“I love fools’ experiments. I am always making them”
Charles Darwin, 1809-1882
Brokeback to the Future. Must Like Jaws. Google Maps with just about anything. Danger Mouse’s the Grey Album. We just can’t escape mashups. When the very last music track, piece of software, data or film has been spliced with something else to create another new hybrid output, perhaps then, and only then, will the world rest easy.
Or maybe it shouldn’t. We could look at consumer-orientated mashup culture as just the start of something with even broader application. Taken to an extreme, I’m talking about mashing up entire industries. The marriage or mutation of skill sets inside an industry like marketing & communications, with those on the outside. The sole purpose of the experiment to devise radically new, hybrid forms of creativity.
Industries as diverse as architecture, astrophysics, poetry and genetic engineering are already showing us how it’s done, collaborating and cross-fertilising with each other to evolve. A BBC podcast not so long ago explored this whole area with almost Darwinian alacrity, a guest on the show summing up his take as follows:
“How do we produce original knowledge? …We no longer need specialist knowledge, but trans-disciplinary creative solutions.”
Andy Miah, editor of ‘Human Futures: Art in an Age of Uncertainty’
The implications for creative businesses seem particularly significant. Despite the pride the communications industry has taken historically in its ability to seek inspiration from far & wide, it’s undeniable that large chunks of it currently maintain a pretty insular, closed off existence.

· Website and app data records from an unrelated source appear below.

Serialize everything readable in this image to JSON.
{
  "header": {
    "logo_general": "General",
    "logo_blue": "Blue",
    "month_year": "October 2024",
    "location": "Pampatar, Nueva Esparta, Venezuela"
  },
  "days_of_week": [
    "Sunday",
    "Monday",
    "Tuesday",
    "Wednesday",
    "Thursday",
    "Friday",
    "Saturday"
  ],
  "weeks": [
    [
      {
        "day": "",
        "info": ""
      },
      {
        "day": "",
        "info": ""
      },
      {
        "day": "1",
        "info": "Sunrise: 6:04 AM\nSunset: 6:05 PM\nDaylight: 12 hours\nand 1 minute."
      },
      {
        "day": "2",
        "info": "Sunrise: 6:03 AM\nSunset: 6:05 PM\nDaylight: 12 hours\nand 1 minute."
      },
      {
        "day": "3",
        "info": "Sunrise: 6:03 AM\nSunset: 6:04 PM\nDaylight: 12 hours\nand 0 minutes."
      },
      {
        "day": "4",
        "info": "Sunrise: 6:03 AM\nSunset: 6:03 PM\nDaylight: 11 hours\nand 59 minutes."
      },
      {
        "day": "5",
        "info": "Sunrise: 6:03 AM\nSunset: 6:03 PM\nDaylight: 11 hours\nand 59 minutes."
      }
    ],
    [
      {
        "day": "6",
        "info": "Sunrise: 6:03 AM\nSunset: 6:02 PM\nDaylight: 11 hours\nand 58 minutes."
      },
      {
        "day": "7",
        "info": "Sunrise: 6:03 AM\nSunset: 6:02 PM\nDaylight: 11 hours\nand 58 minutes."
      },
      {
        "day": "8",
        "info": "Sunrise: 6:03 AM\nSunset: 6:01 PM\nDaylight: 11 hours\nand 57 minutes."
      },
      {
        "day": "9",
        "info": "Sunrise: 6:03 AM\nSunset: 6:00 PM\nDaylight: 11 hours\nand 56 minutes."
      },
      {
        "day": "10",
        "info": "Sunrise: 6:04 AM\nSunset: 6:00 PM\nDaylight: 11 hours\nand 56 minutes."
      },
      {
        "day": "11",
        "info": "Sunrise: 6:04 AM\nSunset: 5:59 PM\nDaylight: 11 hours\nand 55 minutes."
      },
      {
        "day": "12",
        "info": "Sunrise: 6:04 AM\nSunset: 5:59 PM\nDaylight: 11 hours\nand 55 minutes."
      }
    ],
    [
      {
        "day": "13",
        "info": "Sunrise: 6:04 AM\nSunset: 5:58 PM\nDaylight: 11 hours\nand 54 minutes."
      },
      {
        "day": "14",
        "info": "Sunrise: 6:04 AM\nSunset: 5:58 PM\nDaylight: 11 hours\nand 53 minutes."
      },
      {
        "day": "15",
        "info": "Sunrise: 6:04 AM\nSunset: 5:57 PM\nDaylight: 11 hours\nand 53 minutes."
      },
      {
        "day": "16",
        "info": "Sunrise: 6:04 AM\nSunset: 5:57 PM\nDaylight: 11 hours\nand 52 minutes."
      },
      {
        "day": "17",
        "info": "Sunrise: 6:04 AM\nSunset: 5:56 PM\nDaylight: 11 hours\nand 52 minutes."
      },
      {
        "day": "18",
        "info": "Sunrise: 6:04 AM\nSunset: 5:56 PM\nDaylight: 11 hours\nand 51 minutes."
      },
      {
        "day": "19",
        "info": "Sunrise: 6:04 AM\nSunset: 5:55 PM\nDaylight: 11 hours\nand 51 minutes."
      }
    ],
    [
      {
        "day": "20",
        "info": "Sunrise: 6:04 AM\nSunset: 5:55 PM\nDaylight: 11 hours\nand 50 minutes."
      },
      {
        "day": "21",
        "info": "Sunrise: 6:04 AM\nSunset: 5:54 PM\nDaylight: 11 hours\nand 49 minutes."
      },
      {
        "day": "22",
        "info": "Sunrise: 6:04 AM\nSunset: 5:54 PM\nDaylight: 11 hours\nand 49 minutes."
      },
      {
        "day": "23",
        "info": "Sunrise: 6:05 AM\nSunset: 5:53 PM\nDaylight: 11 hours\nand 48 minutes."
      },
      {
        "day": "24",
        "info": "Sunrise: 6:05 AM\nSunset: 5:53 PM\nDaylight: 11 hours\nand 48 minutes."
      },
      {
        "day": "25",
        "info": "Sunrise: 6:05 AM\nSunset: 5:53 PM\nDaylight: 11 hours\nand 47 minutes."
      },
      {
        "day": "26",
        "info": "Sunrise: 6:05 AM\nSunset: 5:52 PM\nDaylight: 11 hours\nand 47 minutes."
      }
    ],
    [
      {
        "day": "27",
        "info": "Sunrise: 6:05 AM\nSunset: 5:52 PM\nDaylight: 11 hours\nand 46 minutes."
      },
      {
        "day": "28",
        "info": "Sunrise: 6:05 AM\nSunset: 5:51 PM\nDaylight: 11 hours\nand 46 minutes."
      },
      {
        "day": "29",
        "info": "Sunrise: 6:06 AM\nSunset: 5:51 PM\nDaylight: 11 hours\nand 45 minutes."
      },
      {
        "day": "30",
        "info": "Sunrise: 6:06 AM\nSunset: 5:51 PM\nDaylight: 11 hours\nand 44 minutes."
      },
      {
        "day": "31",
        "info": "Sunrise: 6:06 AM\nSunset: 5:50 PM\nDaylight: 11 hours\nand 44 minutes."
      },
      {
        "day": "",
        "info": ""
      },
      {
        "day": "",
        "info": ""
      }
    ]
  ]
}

Consider this then a rallying cry to break down the walls, take a step outside and embrace the new forms of creativity that lie waiting for us at the intersections with fields, disciplines & cultures different to our own.